**Try it:**
For every line in the material, produce an exact copy.
[Opening Information supplied section]
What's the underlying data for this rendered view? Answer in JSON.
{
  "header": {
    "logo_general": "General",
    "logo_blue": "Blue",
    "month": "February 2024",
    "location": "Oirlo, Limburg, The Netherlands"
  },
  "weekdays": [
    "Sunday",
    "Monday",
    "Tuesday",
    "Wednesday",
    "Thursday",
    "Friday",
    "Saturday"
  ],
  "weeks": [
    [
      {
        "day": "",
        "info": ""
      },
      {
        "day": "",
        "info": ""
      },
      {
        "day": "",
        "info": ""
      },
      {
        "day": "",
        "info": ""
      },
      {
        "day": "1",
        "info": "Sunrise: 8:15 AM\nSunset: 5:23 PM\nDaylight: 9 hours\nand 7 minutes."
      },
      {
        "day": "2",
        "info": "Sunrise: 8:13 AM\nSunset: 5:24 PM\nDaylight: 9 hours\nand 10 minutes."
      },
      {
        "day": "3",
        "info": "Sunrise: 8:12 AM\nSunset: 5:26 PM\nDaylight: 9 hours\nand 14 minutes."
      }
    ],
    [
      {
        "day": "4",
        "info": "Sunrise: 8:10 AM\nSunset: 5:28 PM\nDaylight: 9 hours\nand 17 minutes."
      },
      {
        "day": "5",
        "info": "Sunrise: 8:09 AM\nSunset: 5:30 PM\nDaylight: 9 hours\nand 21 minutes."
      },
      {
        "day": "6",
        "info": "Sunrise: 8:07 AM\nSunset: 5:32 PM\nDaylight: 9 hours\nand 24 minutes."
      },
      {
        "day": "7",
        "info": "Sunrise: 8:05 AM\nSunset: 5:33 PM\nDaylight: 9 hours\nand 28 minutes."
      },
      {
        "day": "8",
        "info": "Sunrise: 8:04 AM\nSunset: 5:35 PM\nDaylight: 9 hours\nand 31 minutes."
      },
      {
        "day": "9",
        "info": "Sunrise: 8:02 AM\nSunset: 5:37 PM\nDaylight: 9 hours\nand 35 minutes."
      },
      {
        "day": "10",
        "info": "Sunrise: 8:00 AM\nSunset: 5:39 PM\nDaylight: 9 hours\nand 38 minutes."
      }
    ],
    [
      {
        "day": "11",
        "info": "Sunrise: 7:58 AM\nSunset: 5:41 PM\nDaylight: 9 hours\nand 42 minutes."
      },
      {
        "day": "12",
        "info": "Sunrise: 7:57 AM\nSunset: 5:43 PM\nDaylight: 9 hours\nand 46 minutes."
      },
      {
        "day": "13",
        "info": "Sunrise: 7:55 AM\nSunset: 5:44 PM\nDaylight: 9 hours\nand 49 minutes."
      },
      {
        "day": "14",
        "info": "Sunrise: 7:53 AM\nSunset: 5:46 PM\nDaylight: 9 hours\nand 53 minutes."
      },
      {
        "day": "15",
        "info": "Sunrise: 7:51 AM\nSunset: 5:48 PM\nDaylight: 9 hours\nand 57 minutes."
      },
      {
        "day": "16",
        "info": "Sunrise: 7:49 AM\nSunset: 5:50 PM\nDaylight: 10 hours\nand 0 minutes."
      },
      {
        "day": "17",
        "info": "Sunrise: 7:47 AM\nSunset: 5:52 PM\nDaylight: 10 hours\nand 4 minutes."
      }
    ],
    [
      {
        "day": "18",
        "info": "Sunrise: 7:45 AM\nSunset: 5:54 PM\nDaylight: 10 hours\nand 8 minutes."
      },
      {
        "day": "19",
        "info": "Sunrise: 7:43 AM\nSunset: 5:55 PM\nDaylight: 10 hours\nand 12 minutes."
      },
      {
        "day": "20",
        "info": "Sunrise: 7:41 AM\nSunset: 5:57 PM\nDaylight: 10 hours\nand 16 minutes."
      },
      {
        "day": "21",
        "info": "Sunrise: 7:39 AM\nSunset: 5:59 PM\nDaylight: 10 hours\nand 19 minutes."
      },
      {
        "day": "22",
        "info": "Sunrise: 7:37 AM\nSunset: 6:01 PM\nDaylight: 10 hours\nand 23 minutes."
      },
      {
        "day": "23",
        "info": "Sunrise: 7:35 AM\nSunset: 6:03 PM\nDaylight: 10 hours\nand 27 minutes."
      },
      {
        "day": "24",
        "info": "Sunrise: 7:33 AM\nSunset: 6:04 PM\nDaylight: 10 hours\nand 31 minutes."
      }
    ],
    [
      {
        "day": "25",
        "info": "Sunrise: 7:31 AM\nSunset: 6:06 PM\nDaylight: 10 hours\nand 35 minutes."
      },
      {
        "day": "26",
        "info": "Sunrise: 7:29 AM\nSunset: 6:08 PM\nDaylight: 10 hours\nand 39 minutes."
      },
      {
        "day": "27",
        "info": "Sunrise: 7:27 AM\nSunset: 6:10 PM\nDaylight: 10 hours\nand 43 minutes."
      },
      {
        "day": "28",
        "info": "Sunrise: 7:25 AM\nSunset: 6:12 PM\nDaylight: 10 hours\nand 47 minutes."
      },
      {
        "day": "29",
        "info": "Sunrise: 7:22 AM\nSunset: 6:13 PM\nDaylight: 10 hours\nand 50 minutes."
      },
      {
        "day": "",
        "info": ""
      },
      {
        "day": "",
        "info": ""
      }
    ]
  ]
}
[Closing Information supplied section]
**Exercise response:**
What's the underlying data for this rendered view? Answer in JSON.
{
  "header": {
    "logo_general": "General",
    "logo_blue": "Blue",
    "month": "February 2024",
    "location": "Oirlo, Limburg, The Netherlands"
  },
  "weekdays": [
    "Sunday",
    "Monday",
    "Tuesday",
    "Wednesday",
    "Thursday",
    "Friday",
    "Saturday"
  ],
  "weeks": [
    [
      {
        "day": "",
        "info": ""
      },
      {
        "day": "",
        "info": ""
      },
      {
        "day": "",
        "info": ""
      },
      {
        "day": "",
        "info": ""
      },
      {
        "day": "1",
        "info": "Sunrise: 8:15 AM\nSunset: 5:23 PM\nDaylight: 9 hours\nand 7 minutes."
      },
      {
        "day": "2",
        "info": "Sunrise: 8:13 AM\nSunset: 5:24 PM\nDaylight: 9 hours\nand 10 minutes."
      },
      {
        "day": "3",
        "info": "Sunrise: 8:12 AM\nSunset: 5:26 PM\nDaylight: 9 hours\nand 14 minutes."
      }
    ],
    [
      {
        "day": "4",
        "info": "Sunrise: 8:10 AM\nSunset: 5:28 PM\nDaylight: 9 hours\nand 17 minutes."
      },
      {
        "day": "5",
        "info": "Sunrise: 8:09 AM\nSunset: 5:30 PM\nDaylight: 9 hours\nand 21 minutes."
      },
      {
        "day": "6",
        "info": "Sunrise: 8:07 AM\nSunset: 5:32 PM\nDaylight: 9 hours\nand 24 minutes."
      },
      {
        "day": "7",
        "info": "Sunrise: 8:05 AM\nSunset: 5:33 PM\nDaylight: 9 hours\nand 28 minutes."
      },
      {
        "day": "8",
        "info": "Sunrise: 8:04 AM\nSunset: 5:35 PM\nDaylight: 9 hours\nand 31 minutes."
      },
      {
        "day": "9",
        "info": "Sunrise: 8:02 AM\nSunset: 5:37 PM\nDaylight: 9 hours\nand 35 minutes."
      },
      {
        "day": "10",
        "info": "Sunrise: 8:00 AM\nSunset: 5:39 PM\nDaylight: 9 hours\nand 38 minutes."
      }
    ],
    [
      {
        "day": "11",
        "info": "Sunrise: 7:58 AM\nSunset: 5:41 PM\nDaylight: 9 hours\nand 42 minutes."
      },
      {
        "day": "12",
        "info": "Sunrise: 7:57 AM\nSunset: 5:43 PM\nDaylight: 9 hours\nand 46 minutes."
      },
      {
        "day": "13",
        "info": "Sunrise: 7:55 AM\nSunset: 5:44 PM\nDaylight: 9 hours\nand 49 minutes."
      },
      {
        "day": "14",
        "info": "Sunrise: 7:53 AM\nSunset: 5:46 PM\nDaylight: 9 hours\nand 53 minutes."
      },
      {
        "day": "15",
        "info": "Sunrise: 7:51 AM\nSunset: 5:48 PM\nDaylight: 9 hours\nand 57 minutes."
      },
      {
        "day": "16",
        "info": "Sunrise: 7:49 AM\nSunset: 5:50 PM\nDaylight: 10 hours\nand 0 minutes."
      },
      {
        "day": "17",
        "info": "Sunrise: 7:47 AM\nSunset: 5:52 PM\nDaylight: 10 hours\nand 4 minutes."
      }
    ],
    [
      {
        "day": "18",
        "info": "Sunrise: 7:45 AM\nSunset: 5:54 PM\nDaylight: 10 hours\nand 8 minutes."
      },
      {
        "day": "19",
        "info": "Sunrise: 7:43 AM\nSunset: 5:55 PM\nDaylight: 10 hours\nand 12 minutes."
      },
      {
        "day": "20",
        "info": "Sunrise: 7:41 AM\nSunset: 5:57 PM\nDaylight: 10 hours\nand 16 minutes."
      },
      {
        "day": "21",
        "info": "Sunrise: 7:39 AM\nSunset: 5:59 PM\nDaylight: 10 hours\nand 19 minutes."
      },
      {
        "day": "22",
        "info": "Sunrise: 7:37 AM\nSunset: 6:01 PM\nDaylight: 10 hours\nand 23 minutes."
      },
      {
        "day": "23",
        "info": "Sunrise: 7:35 AM\nSunset: 6:03 PM\nDaylight: 10 hours\nand 27 minutes."
      },
      {
        "day": "24",
        "info": "Sunrise: 7:33 AM\nSunset: 6:04 PM\nDaylight: 10 hours\nand 31 minutes."
      }
    ],
    [
      {
        "day": "25",
        "info": "Sunrise: 7:31 AM\nSunset: 6:06 PM\nDaylight: 10 hours\nand 35 minutes."
      },
      {
        "day": "26",
        "info": "Sunrise: 7:29 AM\nSunset: 6:08 PM\nDaylight: 10 hours\nand 39 minutes."
      },
      {
        "day": "27",
        "info": "Sunrise: 7:27 AM\nSunset: 6:10 PM\nDaylight: 10 hours\nand 43 minutes."
      },
      {
        "day": "28",
        "info": "Sunrise: 7:25 AM\nSunset: 6:12 PM\nDaylight: 10 hours\nand 47 minutes."
      },
      {
        "day": "29",
        "info": "Sunrise: 7:22 AM\nSunset: 6:13 PM\nDaylight: 10 hours\nand 50 minutes."
      },
      {
        "day": "",
        "info": ""
      },
      {
        "day": "",
        "info": ""
      }
    ]
  ]
}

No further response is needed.